Excerpted data START

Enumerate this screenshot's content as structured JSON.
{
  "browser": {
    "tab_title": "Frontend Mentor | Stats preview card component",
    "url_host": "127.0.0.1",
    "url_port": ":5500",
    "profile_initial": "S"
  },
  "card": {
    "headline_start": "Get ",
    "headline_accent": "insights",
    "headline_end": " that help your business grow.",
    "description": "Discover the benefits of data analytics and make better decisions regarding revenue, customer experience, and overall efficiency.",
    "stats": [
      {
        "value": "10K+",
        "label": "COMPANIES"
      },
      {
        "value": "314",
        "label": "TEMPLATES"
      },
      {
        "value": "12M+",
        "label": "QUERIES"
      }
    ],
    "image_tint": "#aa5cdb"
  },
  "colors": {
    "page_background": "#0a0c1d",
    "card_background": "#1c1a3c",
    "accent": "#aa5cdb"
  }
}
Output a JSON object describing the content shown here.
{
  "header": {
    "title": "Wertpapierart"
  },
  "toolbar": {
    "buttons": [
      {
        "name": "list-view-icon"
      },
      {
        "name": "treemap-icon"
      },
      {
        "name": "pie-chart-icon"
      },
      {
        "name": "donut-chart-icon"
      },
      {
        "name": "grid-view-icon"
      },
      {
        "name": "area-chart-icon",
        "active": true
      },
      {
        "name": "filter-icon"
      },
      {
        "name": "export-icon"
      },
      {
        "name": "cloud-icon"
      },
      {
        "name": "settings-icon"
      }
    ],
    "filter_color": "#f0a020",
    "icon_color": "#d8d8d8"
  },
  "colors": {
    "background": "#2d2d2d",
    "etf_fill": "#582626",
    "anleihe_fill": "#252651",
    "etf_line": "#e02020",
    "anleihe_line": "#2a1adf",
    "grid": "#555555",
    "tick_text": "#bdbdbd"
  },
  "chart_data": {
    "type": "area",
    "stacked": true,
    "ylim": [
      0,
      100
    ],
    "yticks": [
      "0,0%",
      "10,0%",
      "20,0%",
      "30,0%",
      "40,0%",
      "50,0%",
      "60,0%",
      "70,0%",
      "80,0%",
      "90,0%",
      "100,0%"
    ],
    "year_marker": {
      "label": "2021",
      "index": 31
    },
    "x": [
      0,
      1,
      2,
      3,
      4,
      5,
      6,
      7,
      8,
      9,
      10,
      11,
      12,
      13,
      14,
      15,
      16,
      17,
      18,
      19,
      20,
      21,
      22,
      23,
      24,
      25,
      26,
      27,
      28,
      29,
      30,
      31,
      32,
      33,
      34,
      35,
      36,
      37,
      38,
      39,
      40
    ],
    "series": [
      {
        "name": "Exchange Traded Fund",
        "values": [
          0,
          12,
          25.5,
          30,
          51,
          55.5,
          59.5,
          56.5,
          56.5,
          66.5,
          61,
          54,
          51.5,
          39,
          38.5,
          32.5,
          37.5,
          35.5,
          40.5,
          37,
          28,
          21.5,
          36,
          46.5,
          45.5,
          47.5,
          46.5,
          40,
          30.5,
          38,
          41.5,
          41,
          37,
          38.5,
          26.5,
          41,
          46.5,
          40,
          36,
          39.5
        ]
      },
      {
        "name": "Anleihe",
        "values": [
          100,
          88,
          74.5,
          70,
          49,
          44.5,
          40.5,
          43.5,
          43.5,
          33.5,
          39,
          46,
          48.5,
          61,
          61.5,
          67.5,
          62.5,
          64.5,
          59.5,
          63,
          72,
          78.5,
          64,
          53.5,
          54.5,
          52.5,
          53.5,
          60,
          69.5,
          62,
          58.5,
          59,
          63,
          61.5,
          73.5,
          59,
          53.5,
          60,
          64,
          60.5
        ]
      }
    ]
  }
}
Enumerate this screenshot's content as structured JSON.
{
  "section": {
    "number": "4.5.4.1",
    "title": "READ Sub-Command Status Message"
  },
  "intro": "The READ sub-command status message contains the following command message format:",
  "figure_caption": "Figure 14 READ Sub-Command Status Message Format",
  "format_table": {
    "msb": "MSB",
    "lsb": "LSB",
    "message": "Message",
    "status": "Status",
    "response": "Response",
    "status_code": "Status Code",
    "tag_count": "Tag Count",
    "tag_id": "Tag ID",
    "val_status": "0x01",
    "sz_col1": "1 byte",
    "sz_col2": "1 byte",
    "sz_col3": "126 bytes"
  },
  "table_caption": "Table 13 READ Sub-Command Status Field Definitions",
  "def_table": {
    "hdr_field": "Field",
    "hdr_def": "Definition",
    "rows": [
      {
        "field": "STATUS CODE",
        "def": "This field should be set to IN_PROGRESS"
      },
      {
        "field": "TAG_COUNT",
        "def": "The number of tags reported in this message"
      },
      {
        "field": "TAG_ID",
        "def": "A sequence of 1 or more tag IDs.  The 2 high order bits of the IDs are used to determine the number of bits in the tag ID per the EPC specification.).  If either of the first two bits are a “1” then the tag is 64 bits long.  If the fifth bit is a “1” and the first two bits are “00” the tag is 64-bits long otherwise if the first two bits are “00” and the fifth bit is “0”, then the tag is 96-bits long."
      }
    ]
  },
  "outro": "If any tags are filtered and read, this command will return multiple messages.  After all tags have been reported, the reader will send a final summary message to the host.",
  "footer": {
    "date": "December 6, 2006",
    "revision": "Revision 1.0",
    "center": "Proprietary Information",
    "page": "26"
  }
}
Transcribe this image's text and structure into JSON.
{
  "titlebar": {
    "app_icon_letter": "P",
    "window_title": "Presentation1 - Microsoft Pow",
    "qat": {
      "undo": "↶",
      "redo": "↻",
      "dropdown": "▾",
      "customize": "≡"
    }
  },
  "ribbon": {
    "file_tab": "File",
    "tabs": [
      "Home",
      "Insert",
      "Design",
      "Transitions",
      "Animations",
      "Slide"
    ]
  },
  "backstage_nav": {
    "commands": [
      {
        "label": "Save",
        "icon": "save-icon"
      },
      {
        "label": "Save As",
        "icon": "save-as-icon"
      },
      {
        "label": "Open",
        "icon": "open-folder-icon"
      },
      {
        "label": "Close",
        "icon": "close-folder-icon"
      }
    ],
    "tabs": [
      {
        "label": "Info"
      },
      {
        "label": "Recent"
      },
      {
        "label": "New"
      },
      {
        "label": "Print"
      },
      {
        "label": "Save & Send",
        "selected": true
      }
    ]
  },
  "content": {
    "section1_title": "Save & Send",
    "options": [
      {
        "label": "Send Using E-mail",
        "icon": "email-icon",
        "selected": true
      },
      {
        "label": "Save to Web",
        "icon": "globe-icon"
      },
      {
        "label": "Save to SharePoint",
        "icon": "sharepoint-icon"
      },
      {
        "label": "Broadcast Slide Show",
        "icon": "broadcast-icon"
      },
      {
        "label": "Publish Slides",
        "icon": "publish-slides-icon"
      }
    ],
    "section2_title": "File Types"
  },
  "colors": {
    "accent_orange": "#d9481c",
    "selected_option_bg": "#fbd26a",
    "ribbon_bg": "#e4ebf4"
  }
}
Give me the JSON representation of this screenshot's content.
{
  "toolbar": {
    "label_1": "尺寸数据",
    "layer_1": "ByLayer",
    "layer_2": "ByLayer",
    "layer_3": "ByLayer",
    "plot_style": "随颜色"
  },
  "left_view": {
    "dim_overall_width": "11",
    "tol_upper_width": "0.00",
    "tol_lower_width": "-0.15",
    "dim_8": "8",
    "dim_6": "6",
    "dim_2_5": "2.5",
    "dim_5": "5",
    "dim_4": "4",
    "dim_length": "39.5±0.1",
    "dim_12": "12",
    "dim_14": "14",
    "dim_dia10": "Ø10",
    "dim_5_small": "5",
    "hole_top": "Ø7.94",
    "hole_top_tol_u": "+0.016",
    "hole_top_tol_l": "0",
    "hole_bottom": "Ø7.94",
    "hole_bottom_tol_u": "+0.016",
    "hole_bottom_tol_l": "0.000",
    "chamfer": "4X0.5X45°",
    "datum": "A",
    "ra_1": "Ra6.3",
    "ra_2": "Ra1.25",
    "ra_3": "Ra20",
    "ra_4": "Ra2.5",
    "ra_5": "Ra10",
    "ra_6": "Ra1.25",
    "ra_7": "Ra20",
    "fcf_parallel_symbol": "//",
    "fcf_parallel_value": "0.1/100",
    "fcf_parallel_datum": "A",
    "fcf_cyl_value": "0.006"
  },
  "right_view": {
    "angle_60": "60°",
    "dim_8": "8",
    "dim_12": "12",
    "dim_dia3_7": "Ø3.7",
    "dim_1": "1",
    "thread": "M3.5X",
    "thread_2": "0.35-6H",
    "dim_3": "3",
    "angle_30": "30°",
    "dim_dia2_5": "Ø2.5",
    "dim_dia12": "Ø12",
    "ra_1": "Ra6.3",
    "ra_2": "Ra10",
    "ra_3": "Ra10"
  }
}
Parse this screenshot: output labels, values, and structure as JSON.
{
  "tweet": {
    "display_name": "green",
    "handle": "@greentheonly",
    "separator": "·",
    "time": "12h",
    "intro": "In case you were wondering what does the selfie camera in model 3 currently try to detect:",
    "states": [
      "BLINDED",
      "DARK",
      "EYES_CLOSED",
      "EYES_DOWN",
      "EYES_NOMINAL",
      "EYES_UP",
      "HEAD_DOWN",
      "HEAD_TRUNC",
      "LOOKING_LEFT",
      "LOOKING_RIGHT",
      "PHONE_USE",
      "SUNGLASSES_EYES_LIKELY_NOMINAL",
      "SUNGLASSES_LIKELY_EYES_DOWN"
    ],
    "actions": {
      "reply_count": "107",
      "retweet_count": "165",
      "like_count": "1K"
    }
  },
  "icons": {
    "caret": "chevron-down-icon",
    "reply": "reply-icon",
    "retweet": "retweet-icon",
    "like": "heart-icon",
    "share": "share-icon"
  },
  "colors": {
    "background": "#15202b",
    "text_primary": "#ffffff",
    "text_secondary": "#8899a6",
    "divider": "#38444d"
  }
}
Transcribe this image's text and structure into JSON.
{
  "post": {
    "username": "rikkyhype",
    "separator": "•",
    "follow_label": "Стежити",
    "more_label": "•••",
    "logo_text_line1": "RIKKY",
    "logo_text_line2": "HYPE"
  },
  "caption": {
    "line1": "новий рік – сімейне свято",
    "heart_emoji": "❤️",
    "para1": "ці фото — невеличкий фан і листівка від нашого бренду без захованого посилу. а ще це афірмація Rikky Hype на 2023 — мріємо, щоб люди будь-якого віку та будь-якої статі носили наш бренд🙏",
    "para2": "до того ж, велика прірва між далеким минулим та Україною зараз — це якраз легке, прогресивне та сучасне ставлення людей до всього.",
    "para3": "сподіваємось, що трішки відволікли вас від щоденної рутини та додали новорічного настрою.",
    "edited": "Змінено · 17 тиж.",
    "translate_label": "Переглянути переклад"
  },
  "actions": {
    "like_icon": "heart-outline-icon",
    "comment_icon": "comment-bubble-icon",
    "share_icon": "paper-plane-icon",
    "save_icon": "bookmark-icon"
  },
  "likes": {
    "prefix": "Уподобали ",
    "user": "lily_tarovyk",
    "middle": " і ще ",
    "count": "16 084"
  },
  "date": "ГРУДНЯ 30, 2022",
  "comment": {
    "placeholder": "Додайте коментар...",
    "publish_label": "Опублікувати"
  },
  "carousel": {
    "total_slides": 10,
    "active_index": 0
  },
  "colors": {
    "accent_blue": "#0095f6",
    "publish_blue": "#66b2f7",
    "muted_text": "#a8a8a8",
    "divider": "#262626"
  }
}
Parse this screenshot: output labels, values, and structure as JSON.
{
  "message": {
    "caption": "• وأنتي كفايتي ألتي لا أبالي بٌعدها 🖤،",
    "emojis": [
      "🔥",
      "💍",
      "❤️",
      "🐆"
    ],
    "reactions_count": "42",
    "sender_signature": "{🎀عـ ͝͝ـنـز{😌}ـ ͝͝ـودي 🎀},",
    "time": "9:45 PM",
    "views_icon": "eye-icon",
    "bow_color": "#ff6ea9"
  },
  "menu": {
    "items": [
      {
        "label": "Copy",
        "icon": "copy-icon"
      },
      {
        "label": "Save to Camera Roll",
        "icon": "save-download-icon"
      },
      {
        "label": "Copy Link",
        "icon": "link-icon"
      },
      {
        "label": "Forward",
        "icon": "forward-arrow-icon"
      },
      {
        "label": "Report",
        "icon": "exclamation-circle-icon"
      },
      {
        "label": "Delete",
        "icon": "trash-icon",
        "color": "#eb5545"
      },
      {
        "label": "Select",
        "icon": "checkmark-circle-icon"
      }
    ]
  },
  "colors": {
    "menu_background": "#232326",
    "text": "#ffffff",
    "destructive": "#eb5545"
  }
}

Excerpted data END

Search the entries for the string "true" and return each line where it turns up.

        "active": true
    "stacked": true,
        "selected": true
        "selected": true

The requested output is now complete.